John Folau ready to escape Izzy's shadow
John Folau insists he doesn't care one iota about following in famous brother's shadow – mostly because Israel was the one who spent their entire childhood jumping out of John's way.
"Izzy's more skilful, but I like the body contact," John explains. "So growing up playing backyard footy with the brothers, I was always barging and he was the one trying to get out of the way."
The boom Eels rookie sat down with NRL.com this week to talk all things football and family – but mainly family, and primarily the code-hopping national superstar whose shadow John mightn't ever escape.
But he couldn't be more okay with that.
"Every brother looks up his older sibling, and it's no different with me. Looking up to Izzy, I'd seen what he done and I wanted to do something similar," he says.
Wait, could that mean a hop and a leap to leave his mark on the AFL? Or maybe even mauling his way to into rugby union?
"Not exactly the same as that. I want to carve my own path," John says.
"But he's still been a big influence in that."
One of six siblings, John was just 16 and hadn't even taken sport seriously when Israel shook the entire league and announced a lucrative move to the AFL's Western Sydney Giants.
"I wasn't really a sporty type back at school.
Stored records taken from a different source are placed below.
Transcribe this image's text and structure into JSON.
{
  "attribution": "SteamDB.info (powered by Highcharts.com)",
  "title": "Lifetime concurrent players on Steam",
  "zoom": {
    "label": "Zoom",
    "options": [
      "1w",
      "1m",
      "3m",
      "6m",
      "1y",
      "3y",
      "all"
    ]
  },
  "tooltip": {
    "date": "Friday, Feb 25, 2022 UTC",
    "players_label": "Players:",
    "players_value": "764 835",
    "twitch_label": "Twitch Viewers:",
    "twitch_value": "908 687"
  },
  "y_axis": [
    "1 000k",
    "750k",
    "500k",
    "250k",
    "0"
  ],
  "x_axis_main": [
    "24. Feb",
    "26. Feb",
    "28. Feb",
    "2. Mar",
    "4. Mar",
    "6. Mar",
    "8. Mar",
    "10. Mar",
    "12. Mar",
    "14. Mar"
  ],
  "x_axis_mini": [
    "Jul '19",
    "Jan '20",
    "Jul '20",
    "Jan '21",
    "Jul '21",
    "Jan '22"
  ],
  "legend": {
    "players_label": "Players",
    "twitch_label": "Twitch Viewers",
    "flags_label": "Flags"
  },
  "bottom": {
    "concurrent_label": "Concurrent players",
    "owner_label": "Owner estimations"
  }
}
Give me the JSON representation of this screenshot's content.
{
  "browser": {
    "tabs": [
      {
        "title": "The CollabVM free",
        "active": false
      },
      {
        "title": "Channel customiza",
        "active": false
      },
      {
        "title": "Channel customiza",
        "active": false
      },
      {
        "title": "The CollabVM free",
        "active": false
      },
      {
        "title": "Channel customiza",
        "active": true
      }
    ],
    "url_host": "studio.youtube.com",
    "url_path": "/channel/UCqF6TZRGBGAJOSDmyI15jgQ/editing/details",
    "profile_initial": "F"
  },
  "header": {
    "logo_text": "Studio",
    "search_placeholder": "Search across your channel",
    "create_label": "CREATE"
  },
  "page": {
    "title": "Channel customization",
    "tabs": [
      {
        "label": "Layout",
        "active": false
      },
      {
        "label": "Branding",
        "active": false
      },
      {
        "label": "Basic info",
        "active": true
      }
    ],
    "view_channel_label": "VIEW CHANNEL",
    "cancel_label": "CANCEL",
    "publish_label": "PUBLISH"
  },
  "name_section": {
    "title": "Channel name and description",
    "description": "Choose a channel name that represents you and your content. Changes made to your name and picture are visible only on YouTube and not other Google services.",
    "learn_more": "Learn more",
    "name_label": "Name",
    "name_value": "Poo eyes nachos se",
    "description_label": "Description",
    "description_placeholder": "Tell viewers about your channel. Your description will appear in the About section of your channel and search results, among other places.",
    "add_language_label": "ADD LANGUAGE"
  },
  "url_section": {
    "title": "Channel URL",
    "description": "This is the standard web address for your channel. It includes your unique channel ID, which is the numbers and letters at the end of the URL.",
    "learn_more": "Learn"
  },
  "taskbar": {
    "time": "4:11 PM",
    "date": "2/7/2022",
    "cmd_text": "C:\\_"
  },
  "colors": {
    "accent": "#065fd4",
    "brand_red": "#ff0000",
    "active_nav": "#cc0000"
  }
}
I was fat and chubby, man," John says. "I just wasn't really into it. I was into rugby league but that was about it. I wasn't taking footy seriously growing up."
But that was until Israel decided to swap Brisbane for western Sydney and exchange the Steeden for the Sherrin in 2011. The jaw-dropping announcement turned into an all-family affair.
Dad Eni and mum Amelia took the entire Folau clan south of the border, including John, who had scored an SG Ball trial with the Parramatta Eels.
"I was excited and shocked at the same time, when he announced his move. I was probably more excited for him. I knew he wanted to challenge himself. It's what he wanted to do," John recalls.
"For me, I was just moving with the family. And then I got the chance to trial, and that's what motivated me to take footy properly."
Four years on and – despite the rah-rah emanating out of Wallabies and Waratahs HQ, and the initial letdown of Israel not heading to the Eels three years ago – John's elevation to first grade over the past fortnight has again set tongues wagging about a Folau in Parramatta.
John enjoyed a quiet debut against the Warriors in Round 3, before roaring to life the following week when he bagged a brace of tries in an epic upset of defending premiers South Sydney with Israel in the stands. He also busted eight tackles and broke through the line twice.
"It was just like Harold Matts and SG Ball," teammate Tepai Moeroa says. "Johnny's always been a strong runner and defender. He's always been that player. When you're in trouble, just give Johnny the ball. Hopefully he does something magical gets you out of it. He's something special."
So special in fact, that the shot put Olympic hopeful believes his long-time teammate would be capable of following his brother's lead and walk into any code he wants – except maybe AFL.
"He's only 20, so give him a couple of years," Moeroa continues. "He can do whatever he wants – union, league... I don't know about AFL but, he'd have to trim out a lot."
Right now, he'll have to live with Moeroa comparing him to another Queensland star.
"He's like a [Justin] Hodges, a stronger Hodges. Just not as annoying but," Moeroa laughs. "But he's got the similar impact to a game – he's got the fend, the step, and he's got power on him.
"He can always get better too. It's only his third game, he's still fresh on the scene. He's got a lot to work on. He's future star."
Be still, Eels fans. Last week, John signed a two-year contract extension that'll tie him down in Parramatta until the end of 2017.
And like most Eels recruits, he put the reason down to one man: Brad Arthur.
"Being here ever since I moved from Brisbane, it's the best spot for me to develop as a player on and off the field. I love it here," he says.
"What I really want to get out of playing footy is to be the best football player I can, and also the best person I can be off the field. And Brad's taught me a lot about that.
"I wasn't really looking elsewhere. As I said, I love it here at Parra. It's home for me over the past few years. Right now I wouldn't want to play anywhere else."